Coming to a Gap clothing store near you, “Amor Fati” finds Ernest Greene at the height of his powers. Pulling from the no-holds barred bliss of earlier favorites such as “New Theory” and “Feel It All Around, this Within and Without highlight takes off the ground running and never looks back. Chillwave still exists in this dojo, but its presence has lost its prominence. With Sub Pop behind him, Greene opts for bigger budget sounds outside his MacBook. While his signature presence of shimmering synths continue to provide framework, organic drums and the colorful presence of a guitar add dimension and warmth to the glacial atmosphere of past Washed Out tracks. Even Greene’s ghostly vocals sound muscular where they once sounded limp and detached. “Amor Fati” is a summer jam, plain and simple. (For those of you who actually know when autumn begins, the season doesn’t start until tomorrow.)

“Measurements” – James Blake, James Blake (A&M)

On “Measurements”, the listener does not merely find the bare-bones bravado of reinterpreted Feist single “Limit to Your Love”, or the gorgeous digital soundscapes that paint “The Wilhelm Scream.” Here, James Blake mends the two approaches into a brilliant, cohesive whole. Long before Blake commanded the shuffling bleeps, erratic clicks, and buzzing whirs that would one day become his trademark sound, he was a classically trained pianist. And it shows; this touching album closer takes a carefully arranged set of notes and runs away with your heartstrings. Interwoven with gentle chiptune minimalism and a collective of vocal layers that can only be described as modern gospel, Blake leaves the listener with a song that is as spiritual as any dusty hymn you’re likely to hear on a Sunday morning.

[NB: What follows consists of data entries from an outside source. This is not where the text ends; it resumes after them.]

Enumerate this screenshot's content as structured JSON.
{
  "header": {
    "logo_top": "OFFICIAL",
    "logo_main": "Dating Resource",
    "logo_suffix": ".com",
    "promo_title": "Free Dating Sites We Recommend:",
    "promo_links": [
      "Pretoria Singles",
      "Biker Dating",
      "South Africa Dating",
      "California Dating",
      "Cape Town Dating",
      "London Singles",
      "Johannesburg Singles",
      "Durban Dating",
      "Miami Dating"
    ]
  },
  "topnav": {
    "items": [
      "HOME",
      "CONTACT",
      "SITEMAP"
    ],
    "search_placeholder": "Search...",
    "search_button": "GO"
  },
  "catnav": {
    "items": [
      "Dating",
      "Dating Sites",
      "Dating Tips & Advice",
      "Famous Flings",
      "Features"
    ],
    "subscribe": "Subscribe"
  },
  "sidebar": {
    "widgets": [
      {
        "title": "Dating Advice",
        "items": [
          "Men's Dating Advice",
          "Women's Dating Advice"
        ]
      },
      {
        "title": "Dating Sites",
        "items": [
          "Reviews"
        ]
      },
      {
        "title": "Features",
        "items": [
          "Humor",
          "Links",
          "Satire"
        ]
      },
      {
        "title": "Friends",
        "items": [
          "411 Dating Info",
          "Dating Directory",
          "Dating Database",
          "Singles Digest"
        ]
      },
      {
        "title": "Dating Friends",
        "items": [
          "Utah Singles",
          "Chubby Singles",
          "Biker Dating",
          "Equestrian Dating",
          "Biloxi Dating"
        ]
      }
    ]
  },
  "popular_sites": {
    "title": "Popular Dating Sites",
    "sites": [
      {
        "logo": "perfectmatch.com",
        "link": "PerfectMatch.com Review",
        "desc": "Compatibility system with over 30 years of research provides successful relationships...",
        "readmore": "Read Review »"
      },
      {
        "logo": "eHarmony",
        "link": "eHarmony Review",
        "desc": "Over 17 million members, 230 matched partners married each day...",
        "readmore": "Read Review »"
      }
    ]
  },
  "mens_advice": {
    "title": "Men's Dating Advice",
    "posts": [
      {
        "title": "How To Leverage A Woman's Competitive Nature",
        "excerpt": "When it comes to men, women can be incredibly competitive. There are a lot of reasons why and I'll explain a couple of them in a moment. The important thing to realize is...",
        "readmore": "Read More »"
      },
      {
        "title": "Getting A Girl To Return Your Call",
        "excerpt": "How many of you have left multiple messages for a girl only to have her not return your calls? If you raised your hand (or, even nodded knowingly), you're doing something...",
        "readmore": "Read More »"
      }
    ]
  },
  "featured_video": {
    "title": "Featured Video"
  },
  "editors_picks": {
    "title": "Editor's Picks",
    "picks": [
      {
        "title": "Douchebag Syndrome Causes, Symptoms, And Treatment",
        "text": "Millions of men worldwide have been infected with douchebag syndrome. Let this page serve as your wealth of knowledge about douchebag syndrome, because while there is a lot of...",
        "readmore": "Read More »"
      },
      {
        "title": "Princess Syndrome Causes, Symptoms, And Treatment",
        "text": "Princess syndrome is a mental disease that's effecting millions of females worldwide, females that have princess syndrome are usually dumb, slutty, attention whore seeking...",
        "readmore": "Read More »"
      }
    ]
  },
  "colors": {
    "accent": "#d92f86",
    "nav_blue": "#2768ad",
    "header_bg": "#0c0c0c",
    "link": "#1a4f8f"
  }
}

Measurements // James-Blake by Lucy vs. the Globe

“Beth / Rest” – Bon Iver, Bon Iver (Jagjaguwar)

Is there anything that hasn’t already been written about this song? Infamous for its ability to turn off even the most rabid Bon Iver devotee, this controversial closer to Justin Vernon’s critically acclaimed Bon Iver is rife with Bruce Hornsby-flavored keyboards, Steve Winwood-inspired production, and searing sax sections. Paradoxical in its ability to evoke eighties nostalgia while sounding altogether timeless, this aggravating modern classic is the perfect background music for your Labor Day cookout. It’s probably the only song that will capture the attention of your relatives, but for reasons that you may not initially expect. “For me, I didn’t think about it that much when I made [Beth / Rest],” Vernon recently told NPR. “When I made it, I was like, ‘I love this song. I really needed to write this song.’” Cheese or no cheese, Beth / Rest is a labor of love.